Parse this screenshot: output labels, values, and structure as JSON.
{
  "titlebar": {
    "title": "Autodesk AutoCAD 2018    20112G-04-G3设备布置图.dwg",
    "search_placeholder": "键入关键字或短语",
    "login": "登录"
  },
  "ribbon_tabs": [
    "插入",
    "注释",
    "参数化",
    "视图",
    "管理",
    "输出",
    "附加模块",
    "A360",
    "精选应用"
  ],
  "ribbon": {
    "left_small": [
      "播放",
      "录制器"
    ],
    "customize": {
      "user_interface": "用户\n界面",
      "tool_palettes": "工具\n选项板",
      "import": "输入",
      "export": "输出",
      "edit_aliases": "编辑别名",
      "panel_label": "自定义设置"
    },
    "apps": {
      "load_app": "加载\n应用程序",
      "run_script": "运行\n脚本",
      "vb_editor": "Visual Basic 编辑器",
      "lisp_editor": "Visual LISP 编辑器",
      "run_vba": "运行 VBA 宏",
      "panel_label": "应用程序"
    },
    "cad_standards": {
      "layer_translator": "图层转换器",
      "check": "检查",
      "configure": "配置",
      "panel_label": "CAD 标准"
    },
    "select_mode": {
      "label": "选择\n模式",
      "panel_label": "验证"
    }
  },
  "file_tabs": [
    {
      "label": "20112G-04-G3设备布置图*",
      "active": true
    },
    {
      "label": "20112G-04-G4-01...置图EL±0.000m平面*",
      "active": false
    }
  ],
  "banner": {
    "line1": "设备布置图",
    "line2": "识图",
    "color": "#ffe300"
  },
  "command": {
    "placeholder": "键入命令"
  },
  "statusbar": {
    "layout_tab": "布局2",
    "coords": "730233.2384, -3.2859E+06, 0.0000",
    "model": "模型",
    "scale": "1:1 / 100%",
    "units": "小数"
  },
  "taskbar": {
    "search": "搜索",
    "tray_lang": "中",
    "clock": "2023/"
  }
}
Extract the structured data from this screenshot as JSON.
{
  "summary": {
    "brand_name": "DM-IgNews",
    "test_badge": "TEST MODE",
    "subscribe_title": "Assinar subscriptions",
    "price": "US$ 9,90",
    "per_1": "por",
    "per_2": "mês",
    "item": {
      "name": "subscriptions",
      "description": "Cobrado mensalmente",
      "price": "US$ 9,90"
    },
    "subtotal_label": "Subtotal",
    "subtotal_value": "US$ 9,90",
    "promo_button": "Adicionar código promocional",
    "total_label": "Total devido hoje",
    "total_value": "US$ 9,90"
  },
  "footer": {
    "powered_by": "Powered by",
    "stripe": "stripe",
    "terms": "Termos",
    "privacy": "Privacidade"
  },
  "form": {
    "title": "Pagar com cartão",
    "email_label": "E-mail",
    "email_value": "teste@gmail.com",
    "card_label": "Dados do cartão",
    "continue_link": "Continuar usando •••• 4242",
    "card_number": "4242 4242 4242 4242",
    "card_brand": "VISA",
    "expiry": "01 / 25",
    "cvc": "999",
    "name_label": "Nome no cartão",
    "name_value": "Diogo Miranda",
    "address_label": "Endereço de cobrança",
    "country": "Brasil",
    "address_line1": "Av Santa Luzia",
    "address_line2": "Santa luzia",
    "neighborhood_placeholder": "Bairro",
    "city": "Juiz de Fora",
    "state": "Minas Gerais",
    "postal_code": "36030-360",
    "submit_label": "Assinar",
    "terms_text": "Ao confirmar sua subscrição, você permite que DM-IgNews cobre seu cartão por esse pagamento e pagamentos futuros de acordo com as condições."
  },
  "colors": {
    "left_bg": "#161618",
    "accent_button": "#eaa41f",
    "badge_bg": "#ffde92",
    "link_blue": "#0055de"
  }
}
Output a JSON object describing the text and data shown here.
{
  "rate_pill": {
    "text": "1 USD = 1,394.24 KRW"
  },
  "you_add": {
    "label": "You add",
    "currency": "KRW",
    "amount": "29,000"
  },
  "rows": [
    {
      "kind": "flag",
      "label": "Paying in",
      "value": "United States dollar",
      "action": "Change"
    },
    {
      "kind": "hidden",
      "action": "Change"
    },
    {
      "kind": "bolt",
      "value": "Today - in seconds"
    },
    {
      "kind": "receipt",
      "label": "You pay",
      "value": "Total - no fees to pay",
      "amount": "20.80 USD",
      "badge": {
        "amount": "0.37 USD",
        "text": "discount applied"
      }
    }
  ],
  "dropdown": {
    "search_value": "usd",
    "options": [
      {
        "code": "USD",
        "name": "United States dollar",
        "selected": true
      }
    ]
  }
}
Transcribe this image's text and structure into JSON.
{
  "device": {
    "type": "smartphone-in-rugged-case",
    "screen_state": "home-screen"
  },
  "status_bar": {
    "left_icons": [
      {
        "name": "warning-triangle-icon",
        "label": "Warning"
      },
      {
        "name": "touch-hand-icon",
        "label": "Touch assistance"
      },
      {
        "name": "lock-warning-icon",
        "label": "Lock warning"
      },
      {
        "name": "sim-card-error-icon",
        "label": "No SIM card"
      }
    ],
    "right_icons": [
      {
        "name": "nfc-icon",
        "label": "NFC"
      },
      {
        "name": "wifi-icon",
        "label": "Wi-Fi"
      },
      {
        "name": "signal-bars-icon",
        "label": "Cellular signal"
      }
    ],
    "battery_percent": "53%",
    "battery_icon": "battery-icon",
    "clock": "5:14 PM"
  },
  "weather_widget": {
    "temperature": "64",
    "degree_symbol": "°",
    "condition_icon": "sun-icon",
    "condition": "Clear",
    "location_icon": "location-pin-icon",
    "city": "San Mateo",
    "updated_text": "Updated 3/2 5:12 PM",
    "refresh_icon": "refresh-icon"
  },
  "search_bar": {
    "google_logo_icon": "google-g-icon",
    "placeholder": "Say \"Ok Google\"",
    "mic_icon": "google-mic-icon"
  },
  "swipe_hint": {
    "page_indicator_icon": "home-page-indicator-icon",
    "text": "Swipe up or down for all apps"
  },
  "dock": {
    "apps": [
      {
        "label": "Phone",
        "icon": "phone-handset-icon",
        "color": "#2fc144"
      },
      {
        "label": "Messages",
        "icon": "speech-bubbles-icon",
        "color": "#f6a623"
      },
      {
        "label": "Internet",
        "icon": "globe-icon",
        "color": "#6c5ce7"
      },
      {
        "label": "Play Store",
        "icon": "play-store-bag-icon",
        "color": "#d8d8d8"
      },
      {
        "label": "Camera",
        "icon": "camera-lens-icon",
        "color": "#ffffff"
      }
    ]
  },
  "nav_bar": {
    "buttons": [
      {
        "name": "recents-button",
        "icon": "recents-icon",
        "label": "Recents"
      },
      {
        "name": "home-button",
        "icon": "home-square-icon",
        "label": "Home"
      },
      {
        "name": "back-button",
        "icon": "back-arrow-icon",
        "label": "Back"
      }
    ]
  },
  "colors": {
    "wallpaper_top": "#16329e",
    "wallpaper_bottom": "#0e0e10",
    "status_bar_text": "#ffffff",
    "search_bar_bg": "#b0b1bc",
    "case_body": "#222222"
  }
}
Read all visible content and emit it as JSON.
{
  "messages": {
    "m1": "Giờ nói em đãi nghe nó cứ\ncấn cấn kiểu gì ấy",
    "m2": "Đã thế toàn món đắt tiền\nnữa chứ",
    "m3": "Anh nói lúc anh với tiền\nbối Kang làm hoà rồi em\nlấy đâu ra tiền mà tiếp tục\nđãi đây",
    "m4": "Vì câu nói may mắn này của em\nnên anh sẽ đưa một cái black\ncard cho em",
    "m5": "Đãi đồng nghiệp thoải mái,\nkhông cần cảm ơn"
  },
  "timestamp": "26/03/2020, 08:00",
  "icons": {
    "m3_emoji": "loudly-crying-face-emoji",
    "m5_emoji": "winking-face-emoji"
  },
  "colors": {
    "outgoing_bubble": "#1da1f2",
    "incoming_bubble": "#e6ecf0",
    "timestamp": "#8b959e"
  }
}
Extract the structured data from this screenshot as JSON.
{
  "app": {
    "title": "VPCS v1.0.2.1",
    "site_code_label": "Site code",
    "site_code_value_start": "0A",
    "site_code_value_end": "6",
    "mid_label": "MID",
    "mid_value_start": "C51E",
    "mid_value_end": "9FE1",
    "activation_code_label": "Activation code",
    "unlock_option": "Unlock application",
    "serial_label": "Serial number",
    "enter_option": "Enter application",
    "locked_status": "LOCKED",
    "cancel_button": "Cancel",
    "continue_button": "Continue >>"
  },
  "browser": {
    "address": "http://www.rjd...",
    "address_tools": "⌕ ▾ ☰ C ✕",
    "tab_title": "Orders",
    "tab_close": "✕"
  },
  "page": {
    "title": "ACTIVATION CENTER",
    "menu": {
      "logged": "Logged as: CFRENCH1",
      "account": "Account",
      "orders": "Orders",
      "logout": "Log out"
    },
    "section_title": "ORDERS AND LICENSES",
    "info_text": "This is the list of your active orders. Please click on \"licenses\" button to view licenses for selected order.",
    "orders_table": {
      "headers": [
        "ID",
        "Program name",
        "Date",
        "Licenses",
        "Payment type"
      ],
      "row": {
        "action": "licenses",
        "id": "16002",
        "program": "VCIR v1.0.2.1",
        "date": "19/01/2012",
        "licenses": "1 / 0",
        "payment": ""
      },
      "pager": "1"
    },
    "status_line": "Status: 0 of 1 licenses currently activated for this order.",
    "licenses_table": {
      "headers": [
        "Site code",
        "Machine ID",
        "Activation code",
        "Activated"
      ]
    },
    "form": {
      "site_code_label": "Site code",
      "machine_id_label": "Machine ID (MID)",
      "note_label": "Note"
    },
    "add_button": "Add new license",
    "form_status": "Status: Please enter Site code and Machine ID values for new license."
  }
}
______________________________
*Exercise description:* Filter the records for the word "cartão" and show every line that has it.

*Answer for the task:*
    "title": "Pagar com cartão",
    "card_label": "Dados do cartão",
    "name_label": "Nome no cartão",
    "terms_text": "Ao confirmar sua subscrição, você permite que DM-IgNews cobre seu cartão por esse pagamento e pagamentos futuros de acordo com as condições."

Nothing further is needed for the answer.